• **Exercise objective**: Reproduce all entries below verbatim. Skip the pictures.
= Beginning of Section =
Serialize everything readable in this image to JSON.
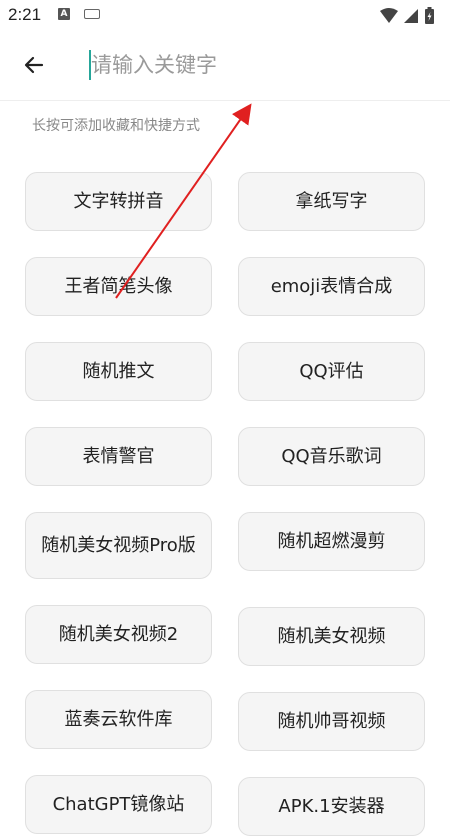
{
  "status_bar": {
    "time": "2:21",
    "notification_icon": "A",
    "icons": [
      "wifi-icon",
      "cellular-icon",
      "battery-charging-icon"
    ]
  },
  "toolbar": {
    "back_icon": "arrow-left-icon",
    "search_placeholder": "请输入关键字",
    "search_value": ""
  },
  "hint": "长按可添加收藏和快捷方式",
  "tools_left": [
    "文字转拼音",
    "王者简笔头像",
    "随机推文",
    "表情警官",
    "随机美女视频Pro版",
    "随机美女视频2",
    "蓝奏云软件库",
    "ChatGPT镜像站"
  ],
  "tools_right": [
    "拿纸写字",
    "emoji表情合成",
    "QQ评估",
    "QQ音乐歌词",
    "随机超燃漫剪",
    "随机美女视频",
    "随机帅哥视频",
    "APK.1安装器"
  ],
  "colors": {
    "accent": "#26a69a",
    "annotation_arrow": "#e02020",
    "card_bg": "#f5f5f5",
    "card_border": "#e0e0e0"
  }
}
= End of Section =
• **Your solution**:
Serialize everything readable in this image to JSON.
{
  "status_bar": {
    "time": "2:21",
    "notification_icon": "A",
    "icons": [
      "wifi-icon",
      "cellular-icon",
      "battery-charging-icon"
    ]
  },
  "toolbar": {
    "back_icon": "arrow-left-icon",
    "search_placeholder": "请输入关键字",
    "search_value": ""
  },
  "hint": "长按可添加收藏和快捷方式",
  "tools_left": [
    "文字转拼音",
    "王者简笔头像",
    "随机推文",
    "表情警官",
    "随机美女视频Pro版",
    "随机美女视频2",
    "蓝奏云软件库",
    "ChatGPT镜像站"
  ],
  "tools_right": [
    "拿纸写字",
    "emoji表情合成",
    "QQ评估",
    "QQ音乐歌词",
    "随机超燃漫剪",
    "随机美女视频",
    "随机帅哥视频",
    "APK.1安装器"
  ],
  "colors": {
    "accent": "#26a69a",
    "annotation_arrow": "#e02020",
    "card_bg": "#f5f5f5",
    "card_border": "#e0e0e0"
  }
}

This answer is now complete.